Tulsa Douglas was locked in for the D-III women's final.
May 24, 2018 by Daniel Prentice in Analysis with 0 comments
Coverage of the Women’s Division of the 2018 D-III College Championships is presented by VC Ultimate as part of their season-long support of our women’s coverage. All opinions are those of the authors. Please support the brands that make Ultiworld possible and shop at VC Ultimate!
Teams look to their best players to help carry them through the season’s defining moments. In the biggest game of the season, St. Olaf asked Tulsa Douglas to help win the team’s first National Championship. She answered. Douglas scored or assisted every single one of St. Olaf’s 11 goals in their victory over Bates in the final. The final tally: two goals and nine assists, with Bates doing everything they possibly could to slow her down. It was a tremendous effort from the best player in the division.
What made Douglas’ performance so memorable, beyond the sheer, staggering stat line, was how nonplussed she was by the whole thing. Whether she was obliterating her matchup in the handler space to get the disc every other throw, or launching perfect hucks to her cutters downfield, Douglas barely seemed bothered by the moment or the load she was carrying for her team. Her unburdened expression only broke for a few smiles to celebrate her teammates’ plays and once St. Olaf had clinched the victory.

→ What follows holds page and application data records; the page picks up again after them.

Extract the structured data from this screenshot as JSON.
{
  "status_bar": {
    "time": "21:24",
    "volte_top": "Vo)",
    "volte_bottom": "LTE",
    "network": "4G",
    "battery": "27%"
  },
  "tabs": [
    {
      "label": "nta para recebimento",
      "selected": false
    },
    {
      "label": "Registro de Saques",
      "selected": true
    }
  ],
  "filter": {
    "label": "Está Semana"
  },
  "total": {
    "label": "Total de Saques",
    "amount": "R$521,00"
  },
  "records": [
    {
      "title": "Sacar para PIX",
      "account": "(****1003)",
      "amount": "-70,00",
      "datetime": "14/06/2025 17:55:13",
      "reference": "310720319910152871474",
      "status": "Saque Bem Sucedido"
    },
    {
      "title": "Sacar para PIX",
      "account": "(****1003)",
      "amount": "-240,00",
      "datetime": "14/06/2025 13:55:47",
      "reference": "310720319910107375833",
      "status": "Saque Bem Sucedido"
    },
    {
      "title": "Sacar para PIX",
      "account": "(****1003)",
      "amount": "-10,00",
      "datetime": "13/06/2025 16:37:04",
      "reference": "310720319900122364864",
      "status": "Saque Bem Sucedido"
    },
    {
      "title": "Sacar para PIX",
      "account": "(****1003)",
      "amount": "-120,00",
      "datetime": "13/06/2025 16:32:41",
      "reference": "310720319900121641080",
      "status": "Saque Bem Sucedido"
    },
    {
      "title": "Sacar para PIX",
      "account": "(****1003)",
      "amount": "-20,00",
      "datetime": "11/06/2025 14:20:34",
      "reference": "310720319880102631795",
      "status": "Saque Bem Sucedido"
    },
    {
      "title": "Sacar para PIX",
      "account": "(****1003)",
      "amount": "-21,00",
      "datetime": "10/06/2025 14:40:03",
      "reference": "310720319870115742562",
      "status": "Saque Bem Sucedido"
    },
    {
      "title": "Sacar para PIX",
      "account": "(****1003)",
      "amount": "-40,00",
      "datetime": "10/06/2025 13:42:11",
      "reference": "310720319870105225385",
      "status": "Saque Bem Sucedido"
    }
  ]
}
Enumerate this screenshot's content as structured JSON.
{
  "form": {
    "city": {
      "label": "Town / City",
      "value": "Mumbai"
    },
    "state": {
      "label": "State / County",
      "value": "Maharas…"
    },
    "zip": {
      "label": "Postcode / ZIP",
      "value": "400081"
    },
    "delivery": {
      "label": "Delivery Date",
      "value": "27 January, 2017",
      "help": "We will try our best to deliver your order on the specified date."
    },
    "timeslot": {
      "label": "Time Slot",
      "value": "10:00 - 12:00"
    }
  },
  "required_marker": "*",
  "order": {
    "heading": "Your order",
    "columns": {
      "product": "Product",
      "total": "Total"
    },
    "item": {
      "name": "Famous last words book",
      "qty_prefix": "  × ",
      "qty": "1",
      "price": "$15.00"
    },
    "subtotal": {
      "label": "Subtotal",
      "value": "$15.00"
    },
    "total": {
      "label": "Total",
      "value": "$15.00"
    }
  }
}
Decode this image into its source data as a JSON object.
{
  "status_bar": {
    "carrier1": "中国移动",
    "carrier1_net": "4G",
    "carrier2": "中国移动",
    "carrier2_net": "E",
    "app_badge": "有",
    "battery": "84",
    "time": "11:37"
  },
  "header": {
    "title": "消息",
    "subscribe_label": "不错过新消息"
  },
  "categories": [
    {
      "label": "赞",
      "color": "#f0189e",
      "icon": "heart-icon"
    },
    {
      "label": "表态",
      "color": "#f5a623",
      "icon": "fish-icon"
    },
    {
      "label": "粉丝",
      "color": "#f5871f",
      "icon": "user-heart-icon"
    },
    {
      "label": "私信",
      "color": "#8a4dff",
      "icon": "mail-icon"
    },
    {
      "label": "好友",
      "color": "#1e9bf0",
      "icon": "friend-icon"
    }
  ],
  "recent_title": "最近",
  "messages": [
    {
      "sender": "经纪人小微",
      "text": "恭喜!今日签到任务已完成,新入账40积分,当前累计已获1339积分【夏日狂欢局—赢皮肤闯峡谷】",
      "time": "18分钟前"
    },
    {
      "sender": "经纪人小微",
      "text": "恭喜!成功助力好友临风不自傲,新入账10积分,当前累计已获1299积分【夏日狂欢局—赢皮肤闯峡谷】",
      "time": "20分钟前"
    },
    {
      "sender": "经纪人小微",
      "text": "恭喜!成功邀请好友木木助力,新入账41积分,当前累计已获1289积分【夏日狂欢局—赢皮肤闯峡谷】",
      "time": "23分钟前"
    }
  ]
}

Douglas was so in the zone, she said after the game that she wasn’t aware that she’d scored or assisted every point. She may not have been aware of the perfect game she was throwing, but her opponents certainly were.
Bates threw the kitchen sink at Douglas trying slow her down. Several different players took a crack at marking Douglas, but for the most part it was a lost cause. Josie Gillett, Bates’ best player on the weekend, took her turn to start the second half and Bates immediately got two breaks. Douglas only committed one turnover on those points, but Gillett was able to take options away from Douglas that some of her teammates couldn’t. On the third point of the second half though, Gillett was late setting the mark on Douglas after pulling and Douglas took advantage by dropping in a perfect backhand huck for a one throw score.
“We definitely threw a lot of people at her,” said Bates coach Chase Baker. “Cameron Johnson has been somebody who was on fire for us all weekend, a freshman and just started playing this year. She has the length to challenge [Douglas] a little bit, but experience wise [it was tough] with somebody who’s been playing almost their whole life and at a very, very high level. We also threw one of our other freshmen Sarah King on her for a while. [She’s] really athletic but not quite as tall or lanky as Tulsa is. So we tried some different looks and we threw Josie on her for a couple points. They each got a couple of shots on each other. Josie made it tough for her but I still think they did a good job of following their game plan in terms of running their motion that they like with their upfield cutters and it was really hard to stop that too. They did a great job of sticking to their game plan.”
Gillett continued to mark Douglas for much of the second half, and she actually got a hand block on her at 9-8. It was a startling reminder of Douglas’ mortality given the game she was having, but it was the last imperfection in her performance. Even with Gillett slowing Douglas down better than anyone else had, Douglas maintained her casual mannerisms and continued to score or assist every goal her team scored.
Douglas explained that the nonchalant nature in which she played came from her sense of duty to her teammates and her ability to stay in the moment. “It’s a lot of trust in my teammates, knowing that they’re working their hardest and that I need to be working my hardest for them. It’s dangerous to think ahead or think behind,” she said. “I got handblocked, and I remember that now, but as soon as it happened I was like, okay great, time to go play D. Something happens and you let it go and you move on has been huge for me and is something our team has really focused on. Be in the moment, and that is the only thing you can control, is that moment.”
Douglas was undeniably spectacular, but her teammates’ performance need to be mentioned as well. Kaitlyn Mulhern, the tournament’s leading goal scorer, registered four goals and caused havoc in the deep space all game long. Aidan Zielske was a dependable presence alongside Douglas in the backfield, and the rest of St. Olaf’s depth played their roles well.
In fact, Douglas credited her teammates’ play as the reason for her not realizing the magnitude of her own performance. “I don’t know if it feels like [I had a big impact,]” she said. “One of our goals this weekend was to make everyone a threat. We saw an improvement in our cutter continues, instead of me throwing and getting back every time, let’s use everyone and make every single defender work. I didn’t know I threw or caught every goal because we’re doing it together.”
It may not have felt to Douglas like had the massive game that she did, but it was apparent to those who were watching. It also should be mentioned that the final was the third time on the weekend that Douglas directly contributed to all her team’s scores, so maybe she’s just so used to that feat it barely even registers as significant to her. But what Douglas did in the season’s grand finale inked her spot in the game’s history books and etched out a special place in ultimate’s lore. It was a titanic performance from the division’s best player. The most impressive aspect of all? She was barely aware she’d even done it.